╭─ DATA TO USE

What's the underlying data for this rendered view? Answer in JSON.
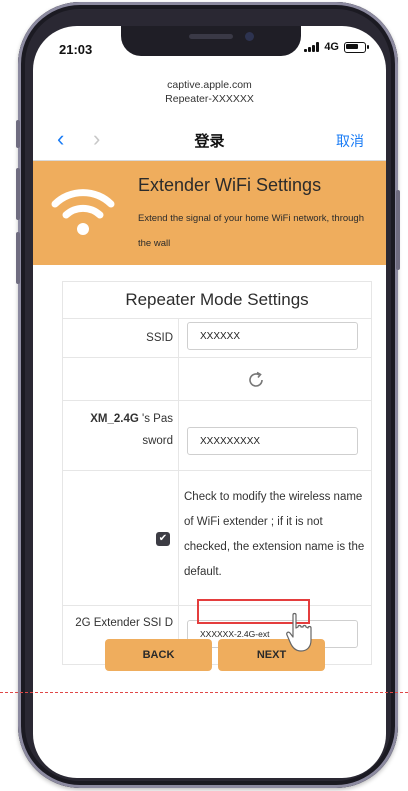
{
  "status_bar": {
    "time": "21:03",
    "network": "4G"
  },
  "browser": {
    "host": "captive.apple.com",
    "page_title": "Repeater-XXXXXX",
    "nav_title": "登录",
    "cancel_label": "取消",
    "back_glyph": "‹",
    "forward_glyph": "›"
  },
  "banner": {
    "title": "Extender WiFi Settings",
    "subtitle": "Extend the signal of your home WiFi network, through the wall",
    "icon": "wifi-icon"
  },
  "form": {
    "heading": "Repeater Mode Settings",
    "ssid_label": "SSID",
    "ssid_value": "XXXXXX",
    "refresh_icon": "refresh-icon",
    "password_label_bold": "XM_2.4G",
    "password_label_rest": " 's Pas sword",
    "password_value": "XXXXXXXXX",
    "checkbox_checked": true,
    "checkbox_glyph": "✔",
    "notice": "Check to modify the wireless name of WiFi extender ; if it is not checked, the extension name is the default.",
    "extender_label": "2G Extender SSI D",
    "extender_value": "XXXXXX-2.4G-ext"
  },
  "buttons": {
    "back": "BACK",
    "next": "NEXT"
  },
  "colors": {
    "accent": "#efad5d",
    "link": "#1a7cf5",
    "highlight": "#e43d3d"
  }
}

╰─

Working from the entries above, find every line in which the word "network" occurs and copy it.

**FINISHED TASK:**
    "network": "4G"
    "subtitle": "Extend the signal of your home WiFi network, through the wall",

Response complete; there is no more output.